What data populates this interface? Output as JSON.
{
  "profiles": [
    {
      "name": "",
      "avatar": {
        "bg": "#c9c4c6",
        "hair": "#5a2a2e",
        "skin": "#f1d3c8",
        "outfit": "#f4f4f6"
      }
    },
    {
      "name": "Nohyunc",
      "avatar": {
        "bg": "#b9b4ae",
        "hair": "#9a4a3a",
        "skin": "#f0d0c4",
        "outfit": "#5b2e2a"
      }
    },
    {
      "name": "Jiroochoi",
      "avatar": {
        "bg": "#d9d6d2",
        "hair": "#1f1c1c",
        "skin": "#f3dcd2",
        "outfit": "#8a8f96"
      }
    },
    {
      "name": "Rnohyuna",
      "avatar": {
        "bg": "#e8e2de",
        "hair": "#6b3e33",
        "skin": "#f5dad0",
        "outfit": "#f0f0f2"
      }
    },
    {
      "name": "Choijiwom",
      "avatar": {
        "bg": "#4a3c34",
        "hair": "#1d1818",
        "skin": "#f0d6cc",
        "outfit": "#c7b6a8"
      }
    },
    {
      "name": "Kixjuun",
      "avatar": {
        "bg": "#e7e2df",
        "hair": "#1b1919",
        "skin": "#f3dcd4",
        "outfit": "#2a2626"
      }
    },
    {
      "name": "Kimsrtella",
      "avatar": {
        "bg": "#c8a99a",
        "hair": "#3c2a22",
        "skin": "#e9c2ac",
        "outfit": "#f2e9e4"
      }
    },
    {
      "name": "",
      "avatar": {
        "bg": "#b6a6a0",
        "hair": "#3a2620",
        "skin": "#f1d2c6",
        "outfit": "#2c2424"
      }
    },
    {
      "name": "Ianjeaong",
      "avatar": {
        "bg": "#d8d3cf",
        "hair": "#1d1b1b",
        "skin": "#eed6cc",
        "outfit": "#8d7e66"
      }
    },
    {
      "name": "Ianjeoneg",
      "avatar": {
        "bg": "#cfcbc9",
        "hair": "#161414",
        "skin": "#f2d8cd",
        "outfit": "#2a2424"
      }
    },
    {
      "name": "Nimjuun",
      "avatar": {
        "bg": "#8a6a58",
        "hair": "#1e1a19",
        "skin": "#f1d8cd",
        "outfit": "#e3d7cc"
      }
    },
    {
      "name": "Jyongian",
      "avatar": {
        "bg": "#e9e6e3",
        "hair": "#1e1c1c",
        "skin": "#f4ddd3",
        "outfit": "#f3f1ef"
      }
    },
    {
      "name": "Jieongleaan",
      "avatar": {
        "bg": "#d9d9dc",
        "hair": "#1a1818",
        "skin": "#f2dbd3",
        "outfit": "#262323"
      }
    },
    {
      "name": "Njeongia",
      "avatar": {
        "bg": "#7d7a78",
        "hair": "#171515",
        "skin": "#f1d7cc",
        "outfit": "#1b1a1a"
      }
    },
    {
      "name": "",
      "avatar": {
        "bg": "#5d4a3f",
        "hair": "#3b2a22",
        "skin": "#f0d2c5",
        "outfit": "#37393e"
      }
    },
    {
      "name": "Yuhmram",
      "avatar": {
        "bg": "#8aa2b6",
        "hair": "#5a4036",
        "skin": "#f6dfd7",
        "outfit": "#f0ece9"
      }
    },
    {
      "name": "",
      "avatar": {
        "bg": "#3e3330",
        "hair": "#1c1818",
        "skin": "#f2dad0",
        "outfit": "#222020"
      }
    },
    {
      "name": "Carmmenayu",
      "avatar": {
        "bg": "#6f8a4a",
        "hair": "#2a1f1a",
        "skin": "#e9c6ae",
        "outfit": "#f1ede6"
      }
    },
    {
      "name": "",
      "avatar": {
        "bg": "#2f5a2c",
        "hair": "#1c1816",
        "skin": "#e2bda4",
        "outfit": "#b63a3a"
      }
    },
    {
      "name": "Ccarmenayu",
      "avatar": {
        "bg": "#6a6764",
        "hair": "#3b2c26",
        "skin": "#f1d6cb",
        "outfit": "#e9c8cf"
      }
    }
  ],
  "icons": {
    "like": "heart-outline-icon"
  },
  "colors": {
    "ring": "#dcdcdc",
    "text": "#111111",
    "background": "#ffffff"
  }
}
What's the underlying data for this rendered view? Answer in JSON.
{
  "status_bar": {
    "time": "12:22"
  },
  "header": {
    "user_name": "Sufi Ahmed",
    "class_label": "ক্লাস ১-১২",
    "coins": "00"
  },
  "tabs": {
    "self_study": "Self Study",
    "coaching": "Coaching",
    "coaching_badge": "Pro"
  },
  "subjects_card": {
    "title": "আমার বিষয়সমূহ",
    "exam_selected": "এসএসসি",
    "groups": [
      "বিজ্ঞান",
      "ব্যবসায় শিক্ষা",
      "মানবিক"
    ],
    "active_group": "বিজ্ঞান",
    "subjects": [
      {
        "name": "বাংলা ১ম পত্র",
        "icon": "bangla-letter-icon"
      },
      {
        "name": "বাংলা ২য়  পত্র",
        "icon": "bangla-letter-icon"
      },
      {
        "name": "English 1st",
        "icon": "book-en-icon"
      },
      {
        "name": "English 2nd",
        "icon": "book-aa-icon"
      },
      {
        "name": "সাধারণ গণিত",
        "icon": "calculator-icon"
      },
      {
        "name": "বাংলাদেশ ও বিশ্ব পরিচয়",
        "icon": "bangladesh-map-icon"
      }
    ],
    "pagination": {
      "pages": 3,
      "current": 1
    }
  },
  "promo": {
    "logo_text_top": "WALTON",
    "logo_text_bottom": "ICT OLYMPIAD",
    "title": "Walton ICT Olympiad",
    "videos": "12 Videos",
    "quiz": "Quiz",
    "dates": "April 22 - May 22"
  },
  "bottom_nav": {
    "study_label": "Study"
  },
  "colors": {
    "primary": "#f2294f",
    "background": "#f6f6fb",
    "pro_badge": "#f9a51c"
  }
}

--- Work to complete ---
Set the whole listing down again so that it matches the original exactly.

--- Solution for this problem ---
What data populates this interface? Output as JSON.
{
  "profiles": [
    {
      "name": "",
      "avatar": {
        "bg": "#c9c4c6",
        "hair": "#5a2a2e",
        "skin": "#f1d3c8",
        "outfit": "#f4f4f6"
      }
    },
    {
      "name": "Nohyunc",
      "avatar": {
        "bg": "#b9b4ae",
        "hair": "#9a4a3a",
        "skin": "#f0d0c4",
        "outfit": "#5b2e2a"
      }
    },
    {
      "name": "Jiroochoi",
      "avatar": {
        "bg": "#d9d6d2",
        "hair": "#1f1c1c",
        "skin": "#f3dcd2",
        "outfit": "#8a8f96"
      }
    },
    {
      "name": "Rnohyuna",
      "avatar": {
        "bg": "#e8e2de",
        "hair": "#6b3e33",
        "skin": "#f5dad0",
        "outfit": "#f0f0f2"
      }
    },
    {
      "name": "Choijiwom",
      "avatar": {
        "bg": "#4a3c34",
        "hair": "#1d1818",
        "skin": "#f0d6cc",
        "outfit": "#c7b6a8"
      }
    },
    {
      "name": "Kixjuun",
      "avatar": {
        "bg": "#e7e2df",
        "hair": "#1b1919",
        "skin": "#f3dcd4",
        "outfit": "#2a2626"
      }
    },
    {
      "name": "Kimsrtella",
      "avatar": {
        "bg": "#c8a99a",
        "hair": "#3c2a22",
        "skin": "#e9c2ac",
        "outfit": "#f2e9e4"
      }
    },
    {
      "name": "",
      "avatar": {
        "bg": "#b6a6a0",
        "hair": "#3a2620",
        "skin": "#f1d2c6",
        "outfit": "#2c2424"
      }
    },
    {
      "name": "Ianjeaong",
      "avatar": {
        "bg": "#d8d3cf",
        "hair": "#1d1b1b",
        "skin": "#eed6cc",
        "outfit": "#8d7e66"
      }
    },
    {
      "name": "Ianjeoneg",
      "avatar": {
        "bg": "#cfcbc9",
        "hair": "#161414",
        "skin": "#f2d8cd",
        "outfit": "#2a2424"
      }
    },
    {
      "name": "Nimjuun",
      "avatar": {
        "bg": "#8a6a58",
        "hair": "#1e1a19",
        "skin": "#f1d8cd",
        "outfit": "#e3d7cc"
      }
    },
    {
      "name": "Jyongian",
      "avatar": {
        "bg": "#e9e6e3",
        "hair": "#1e1c1c",
        "skin": "#f4ddd3",
        "outfit": "#f3f1ef"
      }
    },
    {
      "name": "Jieongleaan",
      "avatar": {
        "bg": "#d9d9dc",
        "hair": "#1a1818",
        "skin": "#f2dbd3",
        "outfit": "#262323"
      }
    },
    {
      "name": "Njeongia",
      "avatar": {
        "bg": "#7d7a78",
        "hair": "#171515",
        "skin": "#f1d7cc",
        "outfit": "#1b1a1a"
      }
    },
    {
      "name": "",
      "avatar": {
        "bg": "#5d4a3f",
        "hair": "#3b2a22",
        "skin": "#f0d2c5",
        "outfit": "#37393e"
      }
    },
    {
      "name": "Yuhmram",
      "avatar": {
        "bg": "#8aa2b6",
        "hair": "#5a4036",
        "skin": "#f6dfd7",
        "outfit": "#f0ece9"
      }
    },
    {
      "name": "",
      "avatar": {
        "bg": "#3e3330",
        "hair": "#1c1818",
        "skin": "#f2dad0",
        "outfit": "#222020"
      }
    },
    {
      "name": "Carmmenayu",
      "avatar": {
        "bg": "#6f8a4a",
        "hair": "#2a1f1a",
        "skin": "#e9c6ae",
        "outfit": "#f1ede6"
      }
    },
    {
      "name": "",
      "avatar": {
        "bg": "#2f5a2c",
        "hair": "#1c1816",
        "skin": "#e2bda4",
        "outfit": "#b63a3a"
      }
    },
    {
      "name": "Ccarmenayu",
      "avatar": {
        "bg": "#6a6764",
        "hair": "#3b2c26",
        "skin": "#f1d6cb",
        "outfit": "#e9c8cf"
      }
    }
  ],
  "icons": {
    "like": "heart-outline-icon"
  },
  "colors": {
    "ring": "#dcdcdc",
    "text": "#111111",
    "background": "#ffffff"
  }
}
What's the underlying data for this rendered view? Answer in JSON.
{
  "status_bar": {
    "time": "12:22"
  },
  "header": {
    "user_name": "Sufi Ahmed",
    "class_label": "ক্লাস ১-১২",
    "coins": "00"
  },
  "tabs": {
    "self_study": "Self Study",
    "coaching": "Coaching",
    "coaching_badge": "Pro"
  },
  "subjects_card": {
    "title": "আমার বিষয়সমূহ",
    "exam_selected": "এসএসসি",
    "groups": [
      "বিজ্ঞান",
      "ব্যবসায় শিক্ষা",
      "মানবিক"
    ],
    "active_group": "বিজ্ঞান",
    "subjects": [
      {
        "name": "বাংলা ১ম পত্র",
        "icon": "bangla-letter-icon"
      },
      {
        "name": "বাংলা ২য়  পত্র",
        "icon": "bangla-letter-icon"
      },
      {
        "name": "English 1st",
        "icon": "book-en-icon"
      },
      {
        "name": "English 2nd",
        "icon": "book-aa-icon"
      },
      {
        "name": "সাধারণ গণিত",
        "icon": "calculator-icon"
      },
      {
        "name": "বাংলাদেশ ও বিশ্ব পরিচয়",
        "icon": "bangladesh-map-icon"
      }
    ],
    "pagination": {
      "pages": 3,
      "current": 1
    }
  },
  "promo": {
    "logo_text_top": "WALTON",
    "logo_text_bottom": "ICT OLYMPIAD",
    "title": "Walton ICT Olympiad",
    "videos": "12 Videos",
    "quiz": "Quiz",
    "dates": "April 22 - May 22"
  },
  "bottom_nav": {
    "study_label": "Study"
  },
  "colors": {
    "primary": "#f2294f",
    "background": "#f6f6fb",
    "pro_badge": "#f9a51c"
  }
}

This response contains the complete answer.